** Recorded information follows **

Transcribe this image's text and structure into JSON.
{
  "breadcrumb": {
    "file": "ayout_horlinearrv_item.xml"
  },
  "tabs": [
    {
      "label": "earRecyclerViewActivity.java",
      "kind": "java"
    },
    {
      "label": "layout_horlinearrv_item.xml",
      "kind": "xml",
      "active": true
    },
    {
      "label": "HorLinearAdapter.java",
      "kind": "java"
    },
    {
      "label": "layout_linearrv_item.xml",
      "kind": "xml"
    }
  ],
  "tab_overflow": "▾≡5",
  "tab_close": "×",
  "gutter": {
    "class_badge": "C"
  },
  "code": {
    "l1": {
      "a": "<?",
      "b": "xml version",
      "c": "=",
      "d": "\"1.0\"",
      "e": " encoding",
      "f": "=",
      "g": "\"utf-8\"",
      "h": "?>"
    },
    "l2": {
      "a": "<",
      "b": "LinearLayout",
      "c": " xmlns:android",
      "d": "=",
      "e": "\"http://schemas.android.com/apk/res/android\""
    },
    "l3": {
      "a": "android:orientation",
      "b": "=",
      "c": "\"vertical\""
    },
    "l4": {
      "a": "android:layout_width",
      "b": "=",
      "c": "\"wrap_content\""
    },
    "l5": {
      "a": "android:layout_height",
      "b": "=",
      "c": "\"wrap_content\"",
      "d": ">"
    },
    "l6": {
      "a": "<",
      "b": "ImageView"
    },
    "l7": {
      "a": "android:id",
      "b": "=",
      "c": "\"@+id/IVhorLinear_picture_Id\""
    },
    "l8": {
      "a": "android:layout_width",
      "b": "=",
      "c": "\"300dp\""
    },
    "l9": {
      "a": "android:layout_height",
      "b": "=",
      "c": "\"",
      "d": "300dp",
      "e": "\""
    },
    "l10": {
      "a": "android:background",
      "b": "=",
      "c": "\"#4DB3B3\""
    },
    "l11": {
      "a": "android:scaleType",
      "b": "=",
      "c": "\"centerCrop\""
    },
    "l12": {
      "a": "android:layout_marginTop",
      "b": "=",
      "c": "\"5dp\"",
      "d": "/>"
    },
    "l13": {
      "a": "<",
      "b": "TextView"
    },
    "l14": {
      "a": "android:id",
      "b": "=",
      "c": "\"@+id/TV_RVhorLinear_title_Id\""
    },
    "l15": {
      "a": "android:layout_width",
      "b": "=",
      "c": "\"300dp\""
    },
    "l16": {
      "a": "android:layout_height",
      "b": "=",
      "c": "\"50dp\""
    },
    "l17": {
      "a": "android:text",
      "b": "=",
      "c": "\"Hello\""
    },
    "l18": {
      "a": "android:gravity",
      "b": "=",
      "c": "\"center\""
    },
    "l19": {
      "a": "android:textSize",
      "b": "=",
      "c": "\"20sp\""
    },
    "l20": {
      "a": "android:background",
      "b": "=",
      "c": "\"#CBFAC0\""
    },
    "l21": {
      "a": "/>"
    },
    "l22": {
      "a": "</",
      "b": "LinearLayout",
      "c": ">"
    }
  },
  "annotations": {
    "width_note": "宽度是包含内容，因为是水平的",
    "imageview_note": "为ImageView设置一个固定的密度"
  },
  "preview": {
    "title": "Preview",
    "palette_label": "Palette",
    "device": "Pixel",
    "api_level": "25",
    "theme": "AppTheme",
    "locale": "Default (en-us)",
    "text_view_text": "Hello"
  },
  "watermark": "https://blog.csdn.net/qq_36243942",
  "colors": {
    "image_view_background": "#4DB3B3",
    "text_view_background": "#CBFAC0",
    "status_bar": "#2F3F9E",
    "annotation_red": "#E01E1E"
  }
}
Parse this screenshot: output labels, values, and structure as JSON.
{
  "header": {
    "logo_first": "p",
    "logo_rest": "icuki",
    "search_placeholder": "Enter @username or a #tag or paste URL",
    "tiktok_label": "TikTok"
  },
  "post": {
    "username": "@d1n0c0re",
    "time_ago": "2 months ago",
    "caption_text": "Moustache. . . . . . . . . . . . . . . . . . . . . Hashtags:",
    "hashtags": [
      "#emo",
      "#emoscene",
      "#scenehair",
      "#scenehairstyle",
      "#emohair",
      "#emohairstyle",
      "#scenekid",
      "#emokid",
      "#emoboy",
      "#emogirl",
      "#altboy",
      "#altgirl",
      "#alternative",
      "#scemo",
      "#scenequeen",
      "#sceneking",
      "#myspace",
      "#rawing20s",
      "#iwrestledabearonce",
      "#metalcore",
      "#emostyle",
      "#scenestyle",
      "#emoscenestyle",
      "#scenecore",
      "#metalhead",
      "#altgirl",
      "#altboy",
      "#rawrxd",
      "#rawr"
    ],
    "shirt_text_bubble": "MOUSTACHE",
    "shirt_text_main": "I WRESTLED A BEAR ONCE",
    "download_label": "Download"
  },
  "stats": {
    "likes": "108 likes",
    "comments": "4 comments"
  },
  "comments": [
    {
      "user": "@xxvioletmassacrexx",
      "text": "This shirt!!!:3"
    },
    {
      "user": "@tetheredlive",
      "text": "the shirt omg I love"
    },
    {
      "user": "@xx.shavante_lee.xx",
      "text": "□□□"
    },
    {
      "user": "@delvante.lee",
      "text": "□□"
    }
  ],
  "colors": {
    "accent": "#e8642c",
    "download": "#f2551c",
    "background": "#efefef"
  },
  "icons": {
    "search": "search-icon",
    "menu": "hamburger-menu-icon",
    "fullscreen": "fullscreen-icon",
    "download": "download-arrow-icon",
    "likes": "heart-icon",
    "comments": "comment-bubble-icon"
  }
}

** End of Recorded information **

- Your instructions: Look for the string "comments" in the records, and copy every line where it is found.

- Written solution:
    "comments": "4 comments"
  "comments": [
    "comments": "comment-bubble-icon"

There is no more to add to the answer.